◆ Problem details
Where the records below have a line with "password", that line is to be copied.

◆ Source data
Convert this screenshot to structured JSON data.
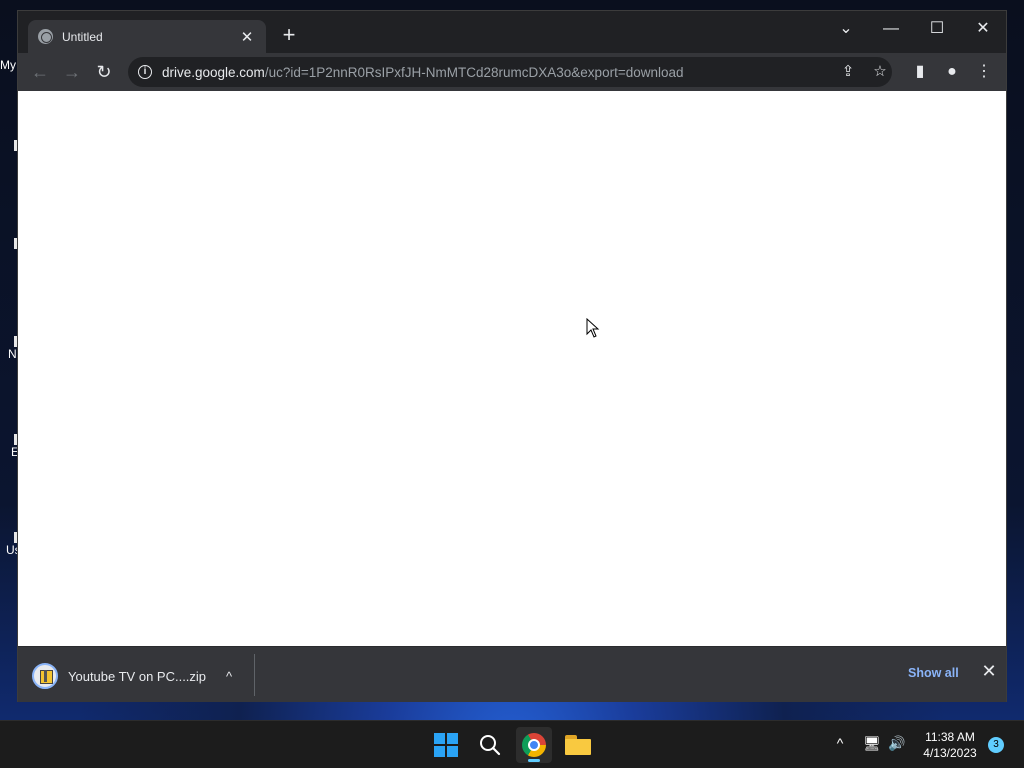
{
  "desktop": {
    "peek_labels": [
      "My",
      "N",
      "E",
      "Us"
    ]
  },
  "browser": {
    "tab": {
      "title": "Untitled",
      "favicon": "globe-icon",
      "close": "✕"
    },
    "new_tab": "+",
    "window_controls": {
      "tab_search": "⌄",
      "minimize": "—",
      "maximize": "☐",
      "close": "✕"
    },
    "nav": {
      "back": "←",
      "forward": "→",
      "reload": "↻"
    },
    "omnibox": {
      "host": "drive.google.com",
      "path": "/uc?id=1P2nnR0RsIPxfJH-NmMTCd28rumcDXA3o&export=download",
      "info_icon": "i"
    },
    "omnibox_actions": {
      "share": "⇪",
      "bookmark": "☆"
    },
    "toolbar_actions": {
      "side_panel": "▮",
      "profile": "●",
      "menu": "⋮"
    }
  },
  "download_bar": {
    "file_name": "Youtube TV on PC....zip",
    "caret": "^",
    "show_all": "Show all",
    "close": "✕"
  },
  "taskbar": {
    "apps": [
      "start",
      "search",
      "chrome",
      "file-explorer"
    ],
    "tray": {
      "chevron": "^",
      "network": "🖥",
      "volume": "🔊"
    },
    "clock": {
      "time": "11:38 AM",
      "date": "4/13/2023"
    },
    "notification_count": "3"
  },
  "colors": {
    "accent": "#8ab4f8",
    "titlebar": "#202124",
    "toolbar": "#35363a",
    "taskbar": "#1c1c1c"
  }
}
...
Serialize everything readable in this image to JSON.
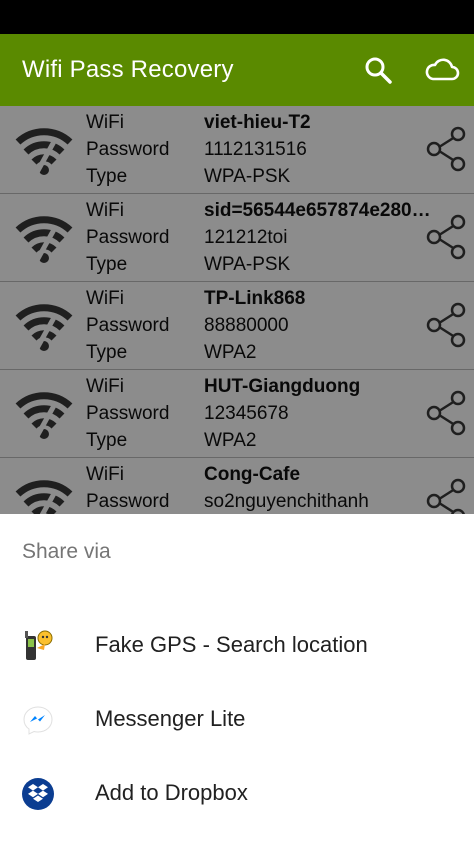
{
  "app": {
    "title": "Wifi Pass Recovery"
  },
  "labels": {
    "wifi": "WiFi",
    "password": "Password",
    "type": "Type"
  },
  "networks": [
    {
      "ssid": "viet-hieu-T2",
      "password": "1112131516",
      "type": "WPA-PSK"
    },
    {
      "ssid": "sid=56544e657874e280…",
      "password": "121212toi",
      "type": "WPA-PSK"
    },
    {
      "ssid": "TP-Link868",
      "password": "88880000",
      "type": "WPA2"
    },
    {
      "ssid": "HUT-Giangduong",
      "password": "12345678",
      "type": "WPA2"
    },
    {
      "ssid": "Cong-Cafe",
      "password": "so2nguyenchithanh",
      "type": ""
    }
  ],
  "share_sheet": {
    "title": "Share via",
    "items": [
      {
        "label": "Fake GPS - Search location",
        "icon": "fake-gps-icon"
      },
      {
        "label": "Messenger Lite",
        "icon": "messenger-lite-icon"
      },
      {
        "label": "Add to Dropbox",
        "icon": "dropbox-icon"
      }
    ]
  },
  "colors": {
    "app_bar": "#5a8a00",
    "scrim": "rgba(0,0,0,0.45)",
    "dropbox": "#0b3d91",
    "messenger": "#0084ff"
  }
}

◆ Task response
    "password": "Password",
      "password": "1112131516",
      "password": "121212toi",
      "password": "88880000",
      "password": "12345678",
      "password": "so2nguyenchithanh",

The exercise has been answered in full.